- [WHAT YOU SHOULD DO]
Output the data below exactly, without images.
————————
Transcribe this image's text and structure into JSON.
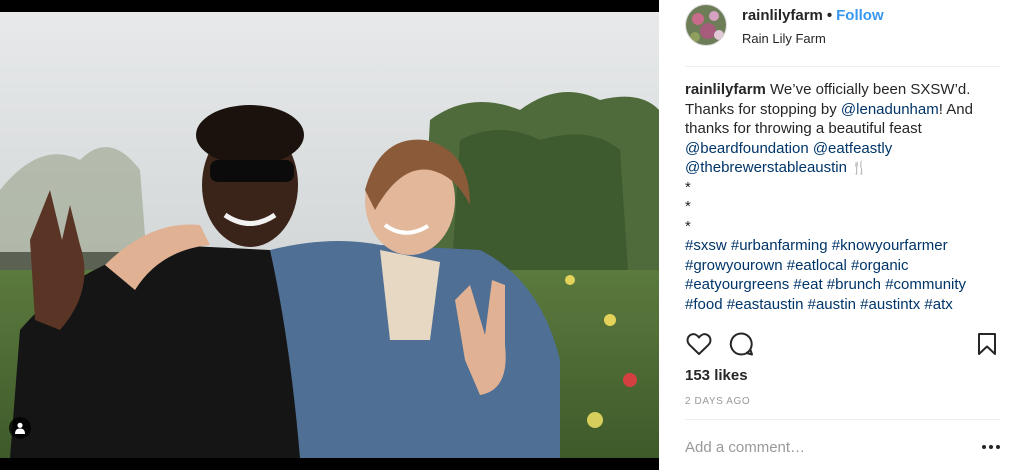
{
  "post": {
    "photo_description_icon": "photo",
    "user_tag_icon": "person-icon"
  },
  "header": {
    "username": "rainlilyfarm",
    "separator": "•",
    "follow_label": "Follow",
    "location": "Rain Lily Farm"
  },
  "caption": {
    "username": "rainlilyfarm",
    "text_1": " We’ve officially been SXSW’d.",
    "text_2": "Thanks for stopping by ",
    "mention_lena": "@lenadunham",
    "text_2b": "! And",
    "text_3": "thanks for throwing a beautiful feast",
    "mention_beard": "@beardfoundation",
    "mention_eatfeastly": "@eatfeastly",
    "mention_brewers": "@thebrewerstableaustin",
    "fork_emoji": "🍴",
    "star_1": "*",
    "star_2": "*",
    "star_3": "*",
    "hashtags_line_1": [
      "#sxsw",
      "#urbanfarming",
      "#knowyourfarmer"
    ],
    "hashtags_line_2": [
      "#growyourown",
      "#eatlocal",
      "#organic"
    ],
    "hashtags_line_3": [
      "#eatyourgreens",
      "#eat",
      "#brunch",
      "#community"
    ],
    "hashtags_line_4": [
      "#food",
      "#eastaustin",
      "#austin",
      "#austintx",
      "#atx"
    ]
  },
  "actions": {
    "like_icon": "heart-icon",
    "comment_icon": "comment-bubble-icon",
    "save_icon": "bookmark-icon"
  },
  "likes": "153 likes",
  "date": "2 DAYS AGO",
  "comment": {
    "placeholder": "Add a comment…",
    "value": "",
    "more_icon": "ellipsis-icon"
  },
  "colors": {
    "link": "#003569",
    "follow": "#3897f0",
    "muted": "#999999",
    "text": "#262626"
  }
}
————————
- [YOUR RESPONSE]
Transcribe this image's text and structure into JSON.
{
  "post": {
    "photo_description_icon": "photo",
    "user_tag_icon": "person-icon"
  },
  "header": {
    "username": "rainlilyfarm",
    "separator": "•",
    "follow_label": "Follow",
    "location": "Rain Lily Farm"
  },
  "caption": {
    "username": "rainlilyfarm",
    "text_1": " We’ve officially been SXSW’d.",
    "text_2": "Thanks for stopping by ",
    "mention_lena": "@lenadunham",
    "text_2b": "! And",
    "text_3": "thanks for throwing a beautiful feast",
    "mention_beard": "@beardfoundation",
    "mention_eatfeastly": "@eatfeastly",
    "mention_brewers": "@thebrewerstableaustin",
    "fork_emoji": "🍴",
    "star_1": "*",
    "star_2": "*",
    "star_3": "*",
    "hashtags_line_1": [
      "#sxsw",
      "#urbanfarming",
      "#knowyourfarmer"
    ],
    "hashtags_line_2": [
      "#growyourown",
      "#eatlocal",
      "#organic"
    ],
    "hashtags_line_3": [
      "#eatyourgreens",
      "#eat",
      "#brunch",
      "#community"
    ],
    "hashtags_line_4": [
      "#food",
      "#eastaustin",
      "#austin",
      "#austintx",
      "#atx"
    ]
  },
  "actions": {
    "like_icon": "heart-icon",
    "comment_icon": "comment-bubble-icon",
    "save_icon": "bookmark-icon"
  },
  "likes": "153 likes",
  "date": "2 DAYS AGO",
  "comment": {
    "placeholder": "Add a comment…",
    "value": "",
    "more_icon": "ellipsis-icon"
  },
  "colors": {
    "link": "#003569",
    "follow": "#3897f0",
    "muted": "#999999",
    "text": "#262626"
  }
}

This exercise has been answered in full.